• [EXERCISE AIM] Copy out the records below exactly as they appear.

• [DATA FOR THE TASK]
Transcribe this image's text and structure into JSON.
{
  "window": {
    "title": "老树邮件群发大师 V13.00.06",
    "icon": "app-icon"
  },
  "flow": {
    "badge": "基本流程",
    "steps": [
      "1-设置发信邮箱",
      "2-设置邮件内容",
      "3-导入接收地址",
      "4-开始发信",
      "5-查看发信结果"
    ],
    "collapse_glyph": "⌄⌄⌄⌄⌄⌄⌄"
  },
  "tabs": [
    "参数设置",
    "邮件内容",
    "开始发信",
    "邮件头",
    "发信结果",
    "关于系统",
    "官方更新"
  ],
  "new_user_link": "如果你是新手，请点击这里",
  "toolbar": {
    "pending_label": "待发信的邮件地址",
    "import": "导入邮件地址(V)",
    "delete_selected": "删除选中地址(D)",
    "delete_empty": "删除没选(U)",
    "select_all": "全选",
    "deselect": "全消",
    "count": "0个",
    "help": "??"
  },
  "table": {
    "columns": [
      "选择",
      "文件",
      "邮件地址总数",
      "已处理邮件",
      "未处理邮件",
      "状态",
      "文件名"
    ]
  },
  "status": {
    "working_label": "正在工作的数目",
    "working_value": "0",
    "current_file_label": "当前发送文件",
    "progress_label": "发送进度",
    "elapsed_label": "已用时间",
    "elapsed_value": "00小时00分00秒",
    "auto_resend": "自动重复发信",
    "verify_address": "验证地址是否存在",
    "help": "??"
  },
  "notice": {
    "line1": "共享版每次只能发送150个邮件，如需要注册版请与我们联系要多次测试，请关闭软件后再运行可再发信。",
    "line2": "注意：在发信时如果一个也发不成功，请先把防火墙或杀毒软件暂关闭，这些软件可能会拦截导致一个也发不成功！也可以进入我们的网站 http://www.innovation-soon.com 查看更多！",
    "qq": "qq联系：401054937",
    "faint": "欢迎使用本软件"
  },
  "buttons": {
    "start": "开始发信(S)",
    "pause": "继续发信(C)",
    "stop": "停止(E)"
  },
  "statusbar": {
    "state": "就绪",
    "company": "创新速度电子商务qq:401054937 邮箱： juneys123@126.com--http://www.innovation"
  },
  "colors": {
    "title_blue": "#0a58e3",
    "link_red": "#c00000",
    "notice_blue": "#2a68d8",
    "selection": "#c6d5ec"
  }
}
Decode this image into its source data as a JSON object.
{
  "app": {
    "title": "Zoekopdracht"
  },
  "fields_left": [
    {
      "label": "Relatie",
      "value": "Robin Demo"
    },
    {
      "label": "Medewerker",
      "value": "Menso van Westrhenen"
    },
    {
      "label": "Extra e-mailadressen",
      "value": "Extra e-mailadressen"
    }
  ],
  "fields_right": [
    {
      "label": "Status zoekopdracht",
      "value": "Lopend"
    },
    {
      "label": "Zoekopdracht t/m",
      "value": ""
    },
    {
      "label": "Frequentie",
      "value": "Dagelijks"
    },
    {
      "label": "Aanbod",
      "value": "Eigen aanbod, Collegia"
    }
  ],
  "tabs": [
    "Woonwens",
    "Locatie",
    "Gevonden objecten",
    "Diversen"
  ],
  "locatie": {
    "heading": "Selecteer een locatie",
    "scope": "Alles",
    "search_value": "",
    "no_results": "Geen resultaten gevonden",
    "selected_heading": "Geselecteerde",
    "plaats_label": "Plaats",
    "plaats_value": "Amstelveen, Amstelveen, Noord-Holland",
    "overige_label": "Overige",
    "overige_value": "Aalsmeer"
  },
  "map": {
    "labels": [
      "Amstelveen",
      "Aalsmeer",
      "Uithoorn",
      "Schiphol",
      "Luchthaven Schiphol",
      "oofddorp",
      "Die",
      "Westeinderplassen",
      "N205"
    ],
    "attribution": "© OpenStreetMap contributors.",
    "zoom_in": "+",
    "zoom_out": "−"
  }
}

• [SOLVED PROBLEM]
Transcribe this image's text and structure into JSON.
{
  "window": {
    "title": "老树邮件群发大师 V13.00.06",
    "icon": "app-icon"
  },
  "flow": {
    "badge": "基本流程",
    "steps": [
      "1-设置发信邮箱",
      "2-设置邮件内容",
      "3-导入接收地址",
      "4-开始发信",
      "5-查看发信结果"
    ],
    "collapse_glyph": "⌄⌄⌄⌄⌄⌄⌄"
  },
  "tabs": [
    "参数设置",
    "邮件内容",
    "开始发信",
    "邮件头",
    "发信结果",
    "关于系统",
    "官方更新"
  ],
  "new_user_link": "如果你是新手，请点击这里",
  "toolbar": {
    "pending_label": "待发信的邮件地址",
    "import": "导入邮件地址(V)",
    "delete_selected": "删除选中地址(D)",
    "delete_empty": "删除没选(U)",
    "select_all": "全选",
    "deselect": "全消",
    "count": "0个",
    "help": "??"
  },
  "table": {
    "columns": [
      "选择",
      "文件",
      "邮件地址总数",
      "已处理邮件",
      "未处理邮件",
      "状态",
      "文件名"
    ]
  },
  "status": {
    "working_label": "正在工作的数目",
    "working_value": "0",
    "current_file_label": "当前发送文件",
    "progress_label": "发送进度",
    "elapsed_label": "已用时间",
    "elapsed_value": "00小时00分00秒",
    "auto_resend": "自动重复发信",
    "verify_address": "验证地址是否存在",
    "help": "??"
  },
  "notice": {
    "line1": "共享版每次只能发送150个邮件，如需要注册版请与我们联系要多次测试，请关闭软件后再运行可再发信。",
    "line2": "注意：在发信时如果一个也发不成功，请先把防火墙或杀毒软件暂关闭，这些软件可能会拦截导致一个也发不成功！也可以进入我们的网站 http://www.innovation-soon.com 查看更多！",
    "qq": "qq联系：401054937",
    "faint": "欢迎使用本软件"
  },
  "buttons": {
    "start": "开始发信(S)",
    "pause": "继续发信(C)",
    "stop": "停止(E)"
  },
  "statusbar": {
    "state": "就绪",
    "company": "创新速度电子商务qq:401054937 邮箱： juneys123@126.com--http://www.innovation"
  },
  "colors": {
    "title_blue": "#0a58e3",
    "link_red": "#c00000",
    "notice_blue": "#2a68d8",
    "selection": "#c6d5ec"
  }
}
Decode this image into its source data as a JSON object.
{
  "app": {
    "title": "Zoekopdracht"
  },
  "fields_left": [
    {
      "label": "Relatie",
      "value": "Robin Demo"
    },
    {
      "label": "Medewerker",
      "value": "Menso van Westrhenen"
    },
    {
      "label": "Extra e-mailadressen",
      "value": "Extra e-mailadressen"
    }
  ],
  "fields_right": [
    {
      "label": "Status zoekopdracht",
      "value": "Lopend"
    },
    {
      "label": "Zoekopdracht t/m",
      "value": ""
    },
    {
      "label": "Frequentie",
      "value": "Dagelijks"
    },
    {
      "label": "Aanbod",
      "value": "Eigen aanbod, Collegia"
    }
  ],
  "tabs": [
    "Woonwens",
    "Locatie",
    "Gevonden objecten",
    "Diversen"
  ],
  "locatie": {
    "heading": "Selecteer een locatie",
    "scope": "Alles",
    "search_value": "",
    "no_results": "Geen resultaten gevonden",
    "selected_heading": "Geselecteerde",
    "plaats_label": "Plaats",
    "plaats_value": "Amstelveen, Amstelveen, Noord-Holland",
    "overige_label": "Overige",
    "overige_value": "Aalsmeer"
  },
  "map": {
    "labels": [
      "Amstelveen",
      "Aalsmeer",
      "Uithoorn",
      "Schiphol",
      "Luchthaven Schiphol",
      "oofddorp",
      "Die",
      "Westeinderplassen",
      "N205"
    ],
    "attribution": "© OpenStreetMap contributors.",
    "zoom_in": "+",
    "zoom_out": "−"
  }
}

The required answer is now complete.